The real crisis in the U.S. labor market is not, as we keep hearing, that there are not enough people who can work. The real crisis is all of the working-age people on the sidelines, not even looking for a job. Yes, the unemployment rate is low, but that statistic covers only people who have looked for a job in the last four weeks. The labor-force participation rate, which measures the share of working-age people working or at least looking for work, shows a long-term decline, especially for men without a college degree. This is especially true in states like Texas. When able-bodied men are not even looking for work, a host of social problems ensue — from crime, to drug addiction, to family breakdown.
The possible reasons for the decline in labor-force participation are as varied as the suggested solutions, but the role of immigration, both legal and illegal, is difficult to deny. A comprehensive 2016 study from the National Academies found that increasing the supply of labor through immigration reduces the wages for some U.S.-born workers, particularly the least educated, and this almost certainly reduces the incentive to work.
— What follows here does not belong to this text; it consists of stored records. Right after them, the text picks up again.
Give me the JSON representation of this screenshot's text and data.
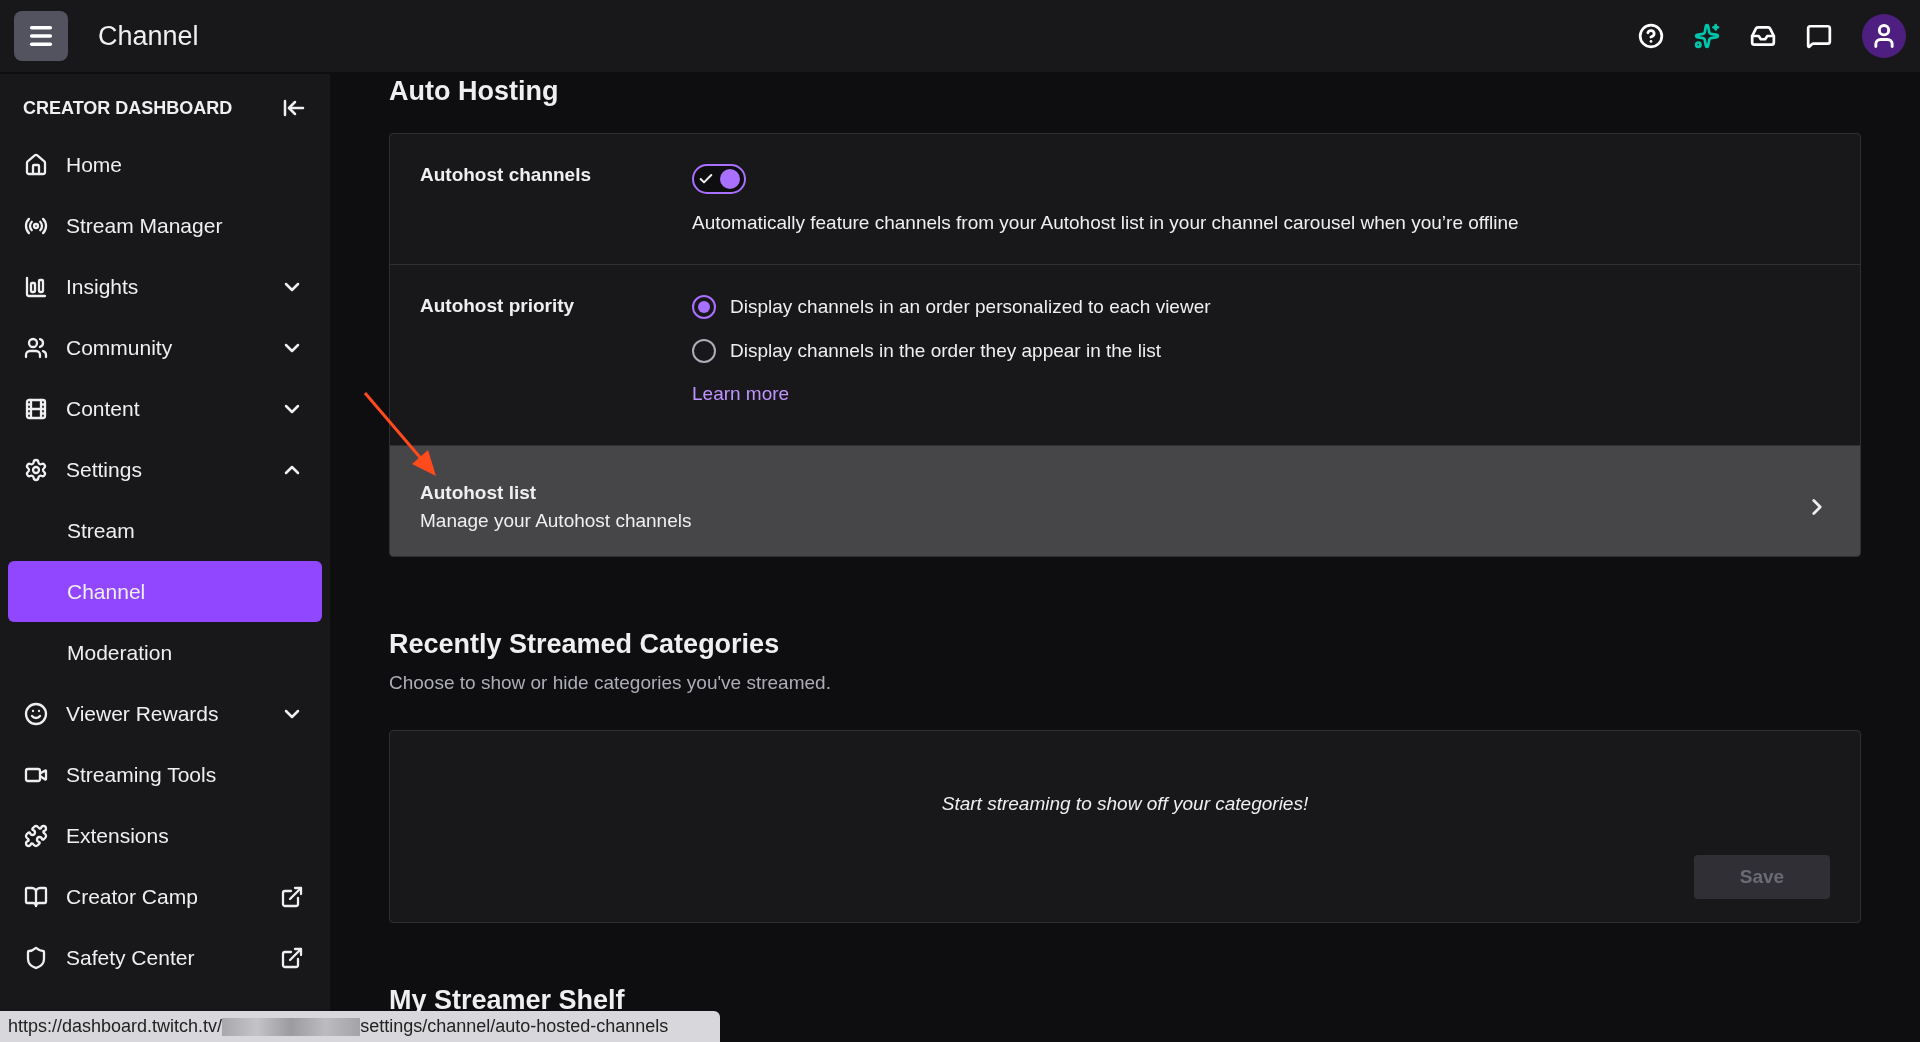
{
  "topbar": {
    "title": "Channel"
  },
  "sidebar": {
    "heading": "CREATOR DASHBOARD",
    "items": [
      {
        "label": "Home",
        "kind": "plain"
      },
      {
        "label": "Stream Manager",
        "kind": "plain"
      },
      {
        "label": "Insights",
        "kind": "expandable",
        "expanded": false
      },
      {
        "label": "Community",
        "kind": "expandable",
        "expanded": false
      },
      {
        "label": "Content",
        "kind": "expandable",
        "expanded": false
      },
      {
        "label": "Settings",
        "kind": "expandable",
        "expanded": true,
        "children": [
          {
            "label": "Stream",
            "selected": false
          },
          {
            "label": "Channel",
            "selected": true
          },
          {
            "label": "Moderation",
            "selected": false
          }
        ]
      },
      {
        "label": "Viewer Rewards",
        "kind": "expandable",
        "expanded": false
      },
      {
        "label": "Streaming Tools",
        "kind": "plain"
      },
      {
        "label": "Extensions",
        "kind": "plain"
      },
      {
        "label": "Creator Camp",
        "kind": "external"
      },
      {
        "label": "Safety Center",
        "kind": "external"
      }
    ]
  },
  "auto_hosting": {
    "title": "Auto Hosting",
    "rows": [
      {
        "kind": "toggle",
        "label": "Autohost channels",
        "on": true,
        "description": "Automatically feature channels from your Autohost list in your channel carousel when you’re offline"
      },
      {
        "kind": "radio",
        "label": "Autohost priority",
        "options": [
          {
            "label": "Display channels in an order personalized to each viewer",
            "selected": true
          },
          {
            "label": "Display channels in the order they appear in the list",
            "selected": false
          }
        ],
        "link": "Learn more"
      },
      {
        "kind": "link",
        "label": "Autohost list",
        "description": "Manage your Autohost channels",
        "hovered": true
      }
    ]
  },
  "categories": {
    "title": "Recently Streamed Categories",
    "subtitle": "Choose to show or hide categories you've streamed.",
    "empty_message": "Start streaming to show off your categories!",
    "save_button": {
      "label": "Save",
      "disabled": true
    }
  },
  "next_section": {
    "title": "My Streamer Shelf"
  },
  "status_bar": {
    "url_start": "https://dashboard.twitch.tv/",
    "url_end": "settings/channel/auto-hosted-channels"
  }
}
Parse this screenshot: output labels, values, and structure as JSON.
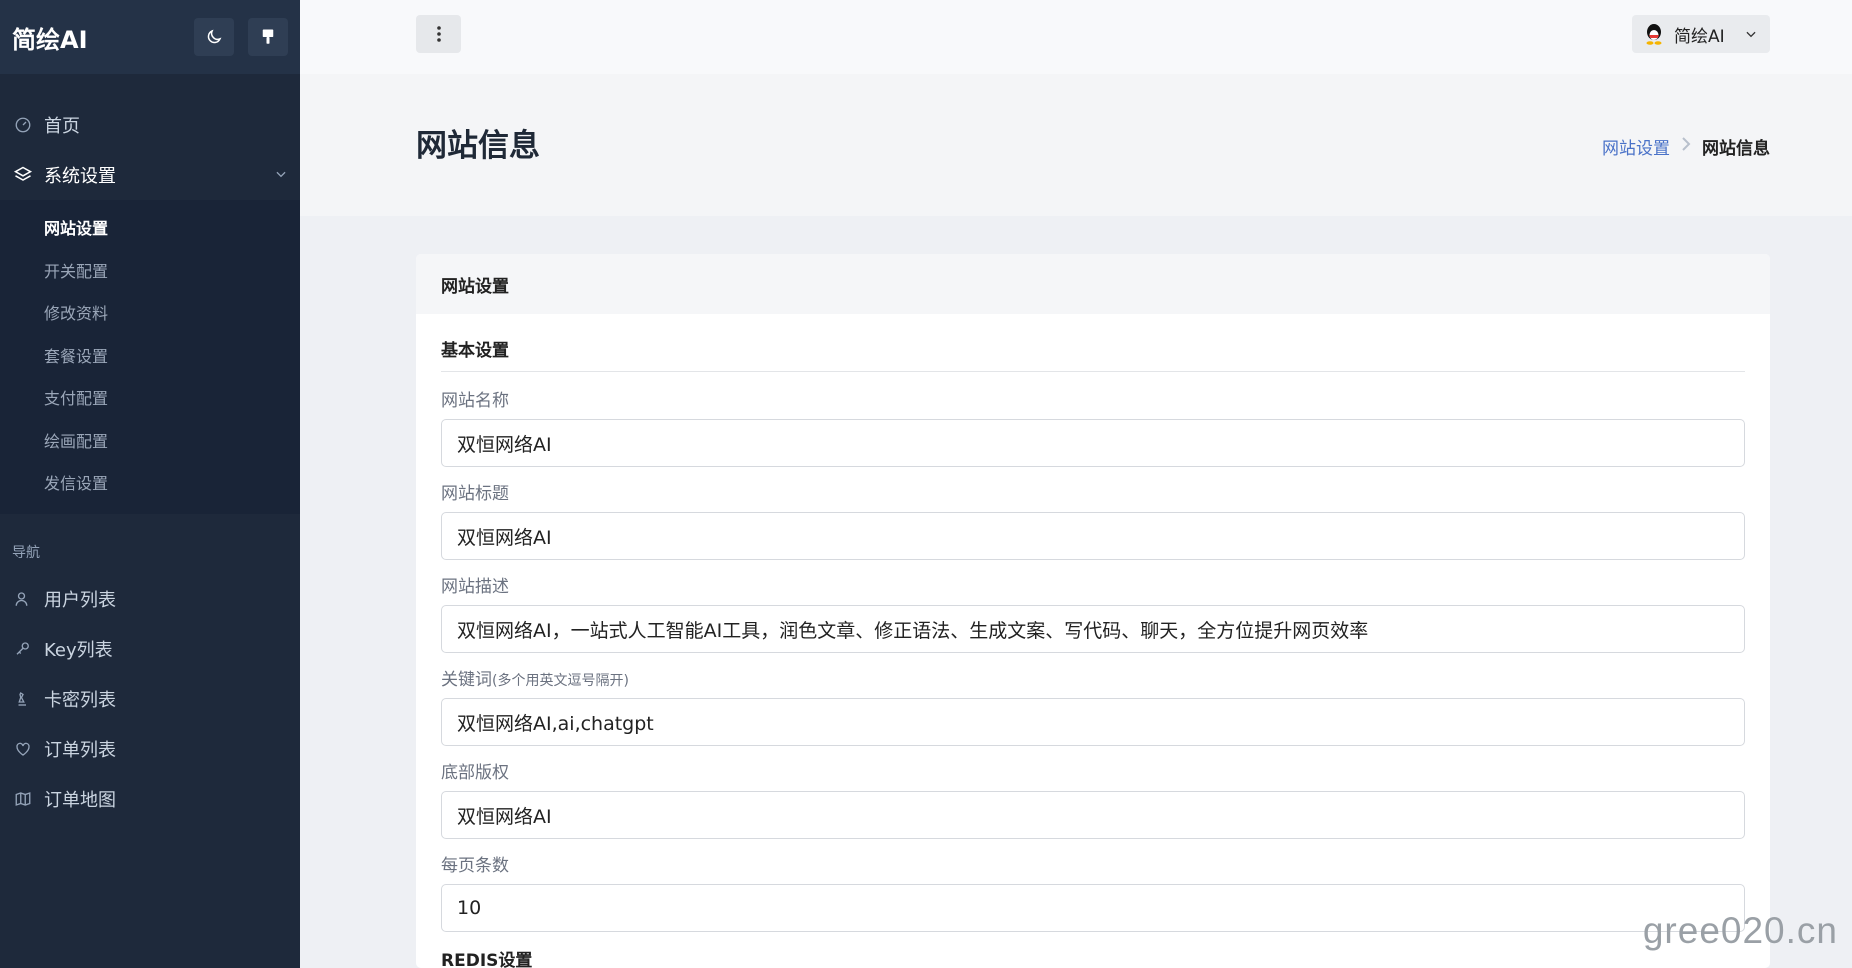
{
  "sidebar": {
    "brand": "简绘AI",
    "nav_top": [
      {
        "label": "首页",
        "icon": "dashboard-icon"
      },
      {
        "label": "系统设置",
        "icon": "layers-icon"
      }
    ],
    "submenu": [
      {
        "label": "网站设置"
      },
      {
        "label": "开关配置"
      },
      {
        "label": "修改资料"
      },
      {
        "label": "套餐设置"
      },
      {
        "label": "支付配置"
      },
      {
        "label": "绘画配置"
      },
      {
        "label": "发信设置"
      }
    ],
    "section_title": "导航",
    "nav_bottom": [
      {
        "label": "用户列表",
        "icon": "users-icon"
      },
      {
        "label": "Key列表",
        "icon": "key-icon"
      },
      {
        "label": "卡密列表",
        "icon": "chess-icon"
      },
      {
        "label": "订单列表",
        "icon": "heart-icon"
      },
      {
        "label": "订单地图",
        "icon": "map-icon"
      }
    ]
  },
  "topbar": {
    "user_name": "简绘AI"
  },
  "page": {
    "title": "网站信息",
    "breadcrumb_parent": "网站设置",
    "breadcrumb_current": "网站信息"
  },
  "card": {
    "title": "网站设置",
    "group_basic": "基本设置",
    "fields": [
      {
        "label": "网站名称",
        "hint": "",
        "value": "双恒网络AI"
      },
      {
        "label": "网站标题",
        "hint": "",
        "value": "双恒网络AI"
      },
      {
        "label": "网站描述",
        "hint": "",
        "value": "双恒网络AI，一站式人工智能AI工具，润色文章、修正语法、生成文案、写代码、聊天，全方位提升网页效率"
      },
      {
        "label": "关键词",
        "hint": "(多个用英文逗号隔开)",
        "value": "双恒网络AI,ai,chatgpt"
      },
      {
        "label": "底部版权",
        "hint": "",
        "value": "双恒网络AI"
      },
      {
        "label": "每页条数",
        "hint": "",
        "value": "10"
      }
    ],
    "group_redis": "REDIS设置"
  },
  "watermark": "gree020.cn",
  "colors": {
    "sidebar_bg": "#1e293b",
    "accent_link": "#4a72c8"
  }
}
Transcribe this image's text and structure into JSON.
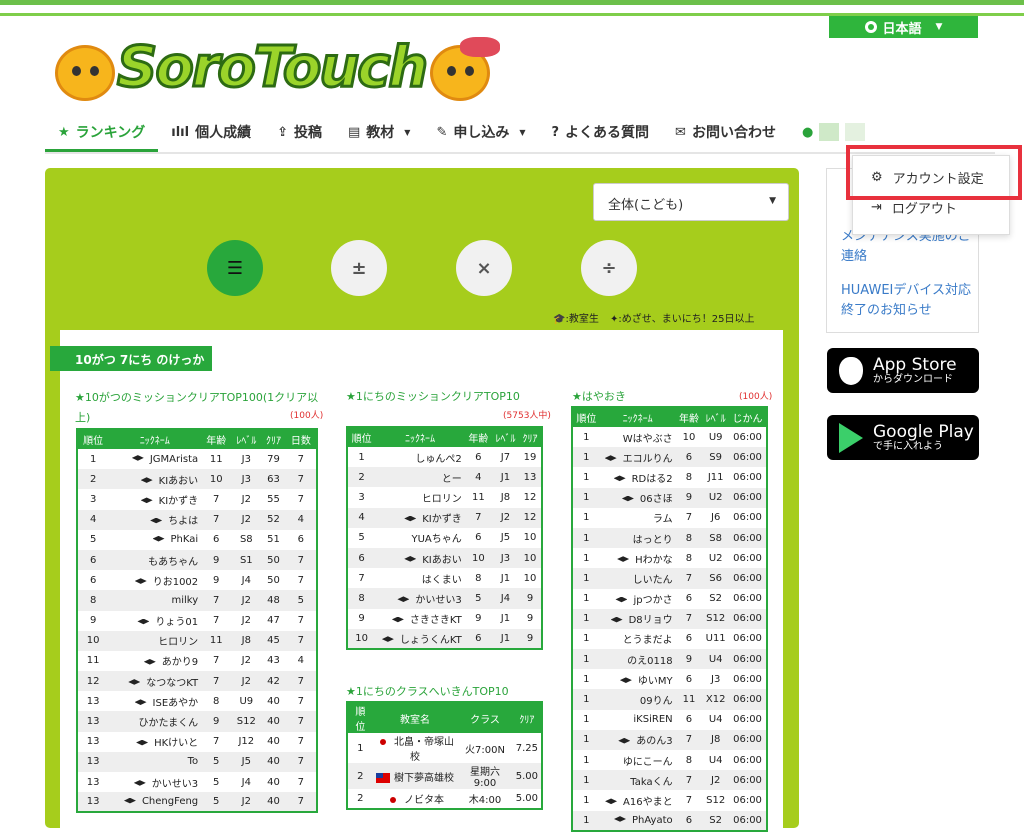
{
  "header": {
    "language": "日本語",
    "logo_text": "SoroTouch"
  },
  "nav": [
    {
      "label": "ランキング",
      "icon": "star-icon"
    },
    {
      "label": "個人成績",
      "icon": "bar-chart-icon"
    },
    {
      "label": "投稿",
      "icon": "upload-icon"
    },
    {
      "label": "教材",
      "icon": "book-icon"
    },
    {
      "label": "申し込み",
      "icon": "edit-icon"
    },
    {
      "label": "よくある質問",
      "icon": "question-icon"
    },
    {
      "label": "お問い合わせ",
      "icon": "mail-icon"
    }
  ],
  "user_menu": {
    "account_settings": "アカウント設定",
    "logout": "ログアウト"
  },
  "side": {
    "notice1": "メンテナンス実施のご連絡",
    "notice2": "HUAWEIデバイス対応終了のお知らせ",
    "appstore_big": "App Store",
    "appstore_small": "からダウンロード",
    "gplay_big": "Google Play",
    "gplay_small": "で手に入れよう"
  },
  "filter": {
    "selected": "全体(こども)"
  },
  "calc_buttons": [
    "±",
    "×",
    "÷"
  ],
  "legend": {
    "student": ":教室生",
    "daily": ":めざせ、まいにち！25日以上"
  },
  "day_tab": "10がつ 7にち のけっか",
  "monthly": {
    "title": "★10がつのミッションクリアTOP100(1クリア以上)",
    "count": "(100人)",
    "headers": [
      "順位",
      "ﾆｯｸﾈｰﾑ",
      "年齢",
      "ﾚﾍﾞﾙ",
      "ｸﾘｱ",
      "日数"
    ],
    "rows": [
      [
        "1",
        "JGMArista",
        "11",
        "J3",
        "79",
        "7"
      ],
      [
        "2",
        "KIあおい",
        "10",
        "J3",
        "63",
        "7"
      ],
      [
        "3",
        "KIかずき",
        "7",
        "J2",
        "55",
        "7"
      ],
      [
        "4",
        "ちよは",
        "7",
        "J2",
        "52",
        "4"
      ],
      [
        "5",
        "PhKai",
        "6",
        "S8",
        "51",
        "6"
      ],
      [
        "6",
        "もあちゃん",
        "9",
        "S1",
        "50",
        "7"
      ],
      [
        "6",
        "りお1002",
        "9",
        "J4",
        "50",
        "7"
      ],
      [
        "8",
        "milky",
        "7",
        "J2",
        "48",
        "5"
      ],
      [
        "9",
        "りょう01",
        "7",
        "J2",
        "47",
        "7"
      ],
      [
        "10",
        "ヒロリン",
        "11",
        "J8",
        "45",
        "7"
      ],
      [
        "11",
        "あかり9",
        "7",
        "J2",
        "43",
        "4"
      ],
      [
        "12",
        "なつなつKT",
        "7",
        "J2",
        "42",
        "7"
      ],
      [
        "13",
        "ISEあやか",
        "8",
        "U9",
        "40",
        "7"
      ],
      [
        "13",
        "ひかたまくん",
        "9",
        "S12",
        "40",
        "7"
      ],
      [
        "13",
        "HKけいと",
        "7",
        "J12",
        "40",
        "7"
      ],
      [
        "13",
        "To",
        "5",
        "J5",
        "40",
        "7"
      ],
      [
        "13",
        "かいせい3",
        "5",
        "J4",
        "40",
        "7"
      ],
      [
        "13",
        "ChengFeng",
        "5",
        "J2",
        "40",
        "7"
      ]
    ]
  },
  "daily": {
    "title": "★1にちのミッションクリアTOP10",
    "count": "(5753人中)",
    "headers": [
      "順位",
      "ﾆｯｸﾈｰﾑ",
      "年齢",
      "ﾚﾍﾞﾙ",
      "ｸﾘｱ"
    ],
    "rows": [
      [
        "1",
        "しゅんぺ2",
        "6",
        "J7",
        "19"
      ],
      [
        "2",
        "とー",
        "4",
        "J1",
        "13"
      ],
      [
        "3",
        "ヒロリン",
        "11",
        "J8",
        "12"
      ],
      [
        "4",
        "KIかずき",
        "7",
        "J2",
        "12"
      ],
      [
        "5",
        "YUAちゃん",
        "6",
        "J5",
        "10"
      ],
      [
        "6",
        "KIあおい",
        "10",
        "J3",
        "10"
      ],
      [
        "7",
        "はくまい",
        "8",
        "J1",
        "10"
      ],
      [
        "8",
        "かいせい3",
        "5",
        "J4",
        "9"
      ],
      [
        "9",
        "さきさきKT",
        "9",
        "J1",
        "9"
      ],
      [
        "10",
        "しょうくんKT",
        "6",
        "J1",
        "9"
      ]
    ]
  },
  "class": {
    "title": "★1にちのクラスへいきんTOP10",
    "headers": [
      "順位",
      "教室名",
      "クラス",
      "ｸﾘｱ"
    ],
    "rows": [
      [
        "1",
        "北畠・帝塚山校",
        "火7:00N",
        "7.25"
      ],
      [
        "2",
        "樹下夢高雄校",
        "星期六9:00",
        "5.00"
      ],
      [
        "2",
        "ノビタ本",
        "木4:00",
        "5.00"
      ]
    ]
  },
  "fast": {
    "title": "★はやおき",
    "count": "(100人)",
    "headers": [
      "順位",
      "ﾆｯｸﾈｰﾑ",
      "年齢",
      "ﾚﾍﾞﾙ",
      "じかん"
    ],
    "rows": [
      [
        "1",
        "Wはやぶさ",
        "10",
        "U9",
        "06:00"
      ],
      [
        "1",
        "エコルりん",
        "6",
        "S9",
        "06:00"
      ],
      [
        "1",
        "RDはる2",
        "8",
        "J11",
        "06:00"
      ],
      [
        "1",
        "06さほ",
        "9",
        "U2",
        "06:00"
      ],
      [
        "1",
        "ラム",
        "7",
        "J6",
        "06:00"
      ],
      [
        "1",
        "はっとり",
        "8",
        "S8",
        "06:00"
      ],
      [
        "1",
        "Hわかな",
        "8",
        "U2",
        "06:00"
      ],
      [
        "1",
        "しいたん",
        "7",
        "S6",
        "06:00"
      ],
      [
        "1",
        "jpつかさ",
        "6",
        "S2",
        "06:00"
      ],
      [
        "1",
        "D8リョウ",
        "7",
        "S12",
        "06:00"
      ],
      [
        "1",
        "とうまだよ",
        "6",
        "U11",
        "06:00"
      ],
      [
        "1",
        "のえ0118",
        "9",
        "U4",
        "06:00"
      ],
      [
        "1",
        "ゆいMY",
        "6",
        "J3",
        "06:00"
      ],
      [
        "1",
        "09りん",
        "11",
        "X12",
        "06:00"
      ],
      [
        "1",
        "iKSiREN",
        "6",
        "U4",
        "06:00"
      ],
      [
        "1",
        "あのん3",
        "7",
        "J8",
        "06:00"
      ],
      [
        "1",
        "ゆにこーん",
        "8",
        "U4",
        "06:00"
      ],
      [
        "1",
        "Takaくん",
        "7",
        "J2",
        "06:00"
      ],
      [
        "1",
        "A16やまと",
        "7",
        "S12",
        "06:00"
      ],
      [
        "1",
        "PhAyato",
        "6",
        "S2",
        "06:00"
      ]
    ]
  }
}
Perhaps more important, the crutch of immigration allows politicians, employers and the public to ignore this dramatic decline in work and the social problems it causes. We have a clear recent example of this. Even though labor force participation remains near historic lows in Texas, at the end of April, U.S. Sen. Cornyn, R-Texas, was in talks to significantly increase guest workers to satisfy employers. . . .